Records from a data collection
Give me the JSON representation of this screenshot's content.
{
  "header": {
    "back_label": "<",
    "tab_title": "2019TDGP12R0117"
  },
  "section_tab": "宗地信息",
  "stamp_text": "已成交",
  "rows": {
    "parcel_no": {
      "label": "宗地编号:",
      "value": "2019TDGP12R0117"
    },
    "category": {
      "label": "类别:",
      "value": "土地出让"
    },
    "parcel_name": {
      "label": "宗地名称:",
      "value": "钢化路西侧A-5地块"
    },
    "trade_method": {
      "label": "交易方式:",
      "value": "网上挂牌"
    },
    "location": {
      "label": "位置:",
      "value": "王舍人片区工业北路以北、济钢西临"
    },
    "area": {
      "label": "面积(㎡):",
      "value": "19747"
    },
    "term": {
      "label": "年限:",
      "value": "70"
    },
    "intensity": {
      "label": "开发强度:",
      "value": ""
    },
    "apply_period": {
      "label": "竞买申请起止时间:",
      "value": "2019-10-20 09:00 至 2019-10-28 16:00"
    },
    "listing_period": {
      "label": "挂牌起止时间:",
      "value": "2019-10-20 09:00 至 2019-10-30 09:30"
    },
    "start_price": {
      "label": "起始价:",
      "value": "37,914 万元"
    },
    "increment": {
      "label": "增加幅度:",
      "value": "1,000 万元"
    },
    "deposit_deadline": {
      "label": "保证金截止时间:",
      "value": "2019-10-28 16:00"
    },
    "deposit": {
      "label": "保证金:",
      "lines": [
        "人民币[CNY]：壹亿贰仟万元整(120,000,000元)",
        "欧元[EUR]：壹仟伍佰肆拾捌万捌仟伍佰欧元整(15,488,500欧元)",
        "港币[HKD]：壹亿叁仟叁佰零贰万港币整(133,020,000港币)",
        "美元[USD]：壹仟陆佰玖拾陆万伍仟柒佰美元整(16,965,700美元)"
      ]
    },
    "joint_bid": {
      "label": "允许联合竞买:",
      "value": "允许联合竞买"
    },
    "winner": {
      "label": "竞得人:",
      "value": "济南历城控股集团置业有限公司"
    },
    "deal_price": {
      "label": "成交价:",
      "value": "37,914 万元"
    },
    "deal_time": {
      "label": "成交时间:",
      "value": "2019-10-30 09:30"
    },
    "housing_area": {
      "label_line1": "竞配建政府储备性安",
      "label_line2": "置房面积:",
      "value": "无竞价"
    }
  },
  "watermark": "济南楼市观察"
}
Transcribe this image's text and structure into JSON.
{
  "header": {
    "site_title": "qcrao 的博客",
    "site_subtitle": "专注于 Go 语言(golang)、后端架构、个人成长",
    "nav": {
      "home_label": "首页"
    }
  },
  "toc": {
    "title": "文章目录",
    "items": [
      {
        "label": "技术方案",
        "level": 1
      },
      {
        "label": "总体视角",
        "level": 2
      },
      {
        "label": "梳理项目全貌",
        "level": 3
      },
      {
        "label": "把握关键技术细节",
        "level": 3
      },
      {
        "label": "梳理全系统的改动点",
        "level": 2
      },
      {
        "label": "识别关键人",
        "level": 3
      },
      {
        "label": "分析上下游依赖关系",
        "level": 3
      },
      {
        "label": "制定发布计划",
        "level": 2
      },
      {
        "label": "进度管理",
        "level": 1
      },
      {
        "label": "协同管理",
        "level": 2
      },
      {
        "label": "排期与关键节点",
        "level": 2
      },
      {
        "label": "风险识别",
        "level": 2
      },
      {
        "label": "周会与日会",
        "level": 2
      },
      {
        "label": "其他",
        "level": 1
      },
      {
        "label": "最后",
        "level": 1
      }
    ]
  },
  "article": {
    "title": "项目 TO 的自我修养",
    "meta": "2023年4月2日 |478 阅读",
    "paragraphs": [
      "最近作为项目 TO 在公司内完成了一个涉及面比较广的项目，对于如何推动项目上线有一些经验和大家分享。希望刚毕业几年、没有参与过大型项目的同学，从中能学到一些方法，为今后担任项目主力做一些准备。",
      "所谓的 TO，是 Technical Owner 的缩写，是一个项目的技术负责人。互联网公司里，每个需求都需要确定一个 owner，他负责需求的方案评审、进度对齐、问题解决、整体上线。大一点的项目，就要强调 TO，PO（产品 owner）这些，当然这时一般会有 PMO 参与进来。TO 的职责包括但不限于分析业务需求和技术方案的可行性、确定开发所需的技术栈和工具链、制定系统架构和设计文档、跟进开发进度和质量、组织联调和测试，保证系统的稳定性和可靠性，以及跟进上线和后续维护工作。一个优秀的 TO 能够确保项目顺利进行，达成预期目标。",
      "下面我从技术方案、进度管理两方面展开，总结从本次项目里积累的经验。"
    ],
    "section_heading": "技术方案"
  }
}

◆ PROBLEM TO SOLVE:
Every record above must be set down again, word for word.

◆ EXERCISE SOLUTION:
Give me the JSON representation of this screenshot's content.
{
  "header": {
    "back_label": "<",
    "tab_title": "2019TDGP12R0117"
  },
  "section_tab": "宗地信息",
  "stamp_text": "已成交",
  "rows": {
    "parcel_no": {
      "label": "宗地编号:",
      "value": "2019TDGP12R0117"
    },
    "category": {
      "label": "类别:",
      "value": "土地出让"
    },
    "parcel_name": {
      "label": "宗地名称:",
      "value": "钢化路西侧A-5地块"
    },
    "trade_method": {
      "label": "交易方式:",
      "value": "网上挂牌"
    },
    "location": {
      "label": "位置:",
      "value": "王舍人片区工业北路以北、济钢西临"
    },
    "area": {
      "label": "面积(㎡):",
      "value": "19747"
    },
    "term": {
      "label": "年限:",
      "value": "70"
    },
    "intensity": {
      "label": "开发强度:",
      "value": ""
    },
    "apply_period": {
      "label": "竞买申请起止时间:",
      "value": "2019-10-20 09:00 至 2019-10-28 16:00"
    },
    "listing_period": {
      "label": "挂牌起止时间:",
      "value": "2019-10-20 09:00 至 2019-10-30 09:30"
    },
    "start_price": {
      "label": "起始价:",
      "value": "37,914 万元"
    },
    "increment": {
      "label": "增加幅度:",
      "value": "1,000 万元"
    },
    "deposit_deadline": {
      "label": "保证金截止时间:",
      "value": "2019-10-28 16:00"
    },
    "deposit": {
      "label": "保证金:",
      "lines": [
        "人民币[CNY]：壹亿贰仟万元整(120,000,000元)",
        "欧元[EUR]：壹仟伍佰肆拾捌万捌仟伍佰欧元整(15,488,500欧元)",
        "港币[HKD]：壹亿叁仟叁佰零贰万港币整(133,020,000港币)",
        "美元[USD]：壹仟陆佰玖拾陆万伍仟柒佰美元整(16,965,700美元)"
      ]
    },
    "joint_bid": {
      "label": "允许联合竞买:",
      "value": "允许联合竞买"
    },
    "winner": {
      "label": "竞得人:",
      "value": "济南历城控股集团置业有限公司"
    },
    "deal_price": {
      "label": "成交价:",
      "value": "37,914 万元"
    },
    "deal_time": {
      "label": "成交时间:",
      "value": "2019-10-30 09:30"
    },
    "housing_area": {
      "label_line1": "竞配建政府储备性安",
      "label_line2": "置房面积:",
      "value": "无竞价"
    }
  },
  "watermark": "济南楼市观察"
}
Transcribe this image's text and structure into JSON.
{
  "header": {
    "site_title": "qcrao 的博客",
    "site_subtitle": "专注于 Go 语言(golang)、后端架构、个人成长",
    "nav": {
      "home_label": "首页"
    }
  },
  "toc": {
    "title": "文章目录",
    "items": [
      {
        "label": "技术方案",
        "level": 1
      },
      {
        "label": "总体视角",
        "level": 2
      },
      {
        "label": "梳理项目全貌",
        "level": 3
      },
      {
        "label": "把握关键技术细节",
        "level": 3
      },
      {
        "label": "梳理全系统的改动点",
        "level": 2
      },
      {
        "label": "识别关键人",
        "level": 3
      },
      {
        "label": "分析上下游依赖关系",
        "level": 3
      },
      {
        "label": "制定发布计划",
        "level": 2
      },
      {
        "label": "进度管理",
        "level": 1
      },
      {
        "label": "协同管理",
        "level": 2
      },
      {
        "label": "排期与关键节点",
        "level": 2
      },
      {
        "label": "风险识别",
        "level": 2
      },
      {
        "label": "周会与日会",
        "level": 2
      },
      {
        "label": "其他",
        "level": 1
      },
      {
        "label": "最后",
        "level": 1
      }
    ]
  },
  "article": {
    "title": "项目 TO 的自我修养",
    "meta": "2023年4月2日 |478 阅读",
    "paragraphs": [
      "最近作为项目 TO 在公司内完成了一个涉及面比较广的项目，对于如何推动项目上线有一些经验和大家分享。希望刚毕业几年、没有参与过大型项目的同学，从中能学到一些方法，为今后担任项目主力做一些准备。",
      "所谓的 TO，是 Technical Owner 的缩写，是一个项目的技术负责人。互联网公司里，每个需求都需要确定一个 owner，他负责需求的方案评审、进度对齐、问题解决、整体上线。大一点的项目，就要强调 TO，PO（产品 owner）这些，当然这时一般会有 PMO 参与进来。TO 的职责包括但不限于分析业务需求和技术方案的可行性、确定开发所需的技术栈和工具链、制定系统架构和设计文档、跟进开发进度和质量、组织联调和测试，保证系统的稳定性和可靠性，以及跟进上线和后续维护工作。一个优秀的 TO 能够确保项目顺利进行，达成预期目标。",
      "下面我从技术方案、进度管理两方面展开，总结从本次项目里积累的经验。"
    ],
    "section_heading": "技术方案"
  }
}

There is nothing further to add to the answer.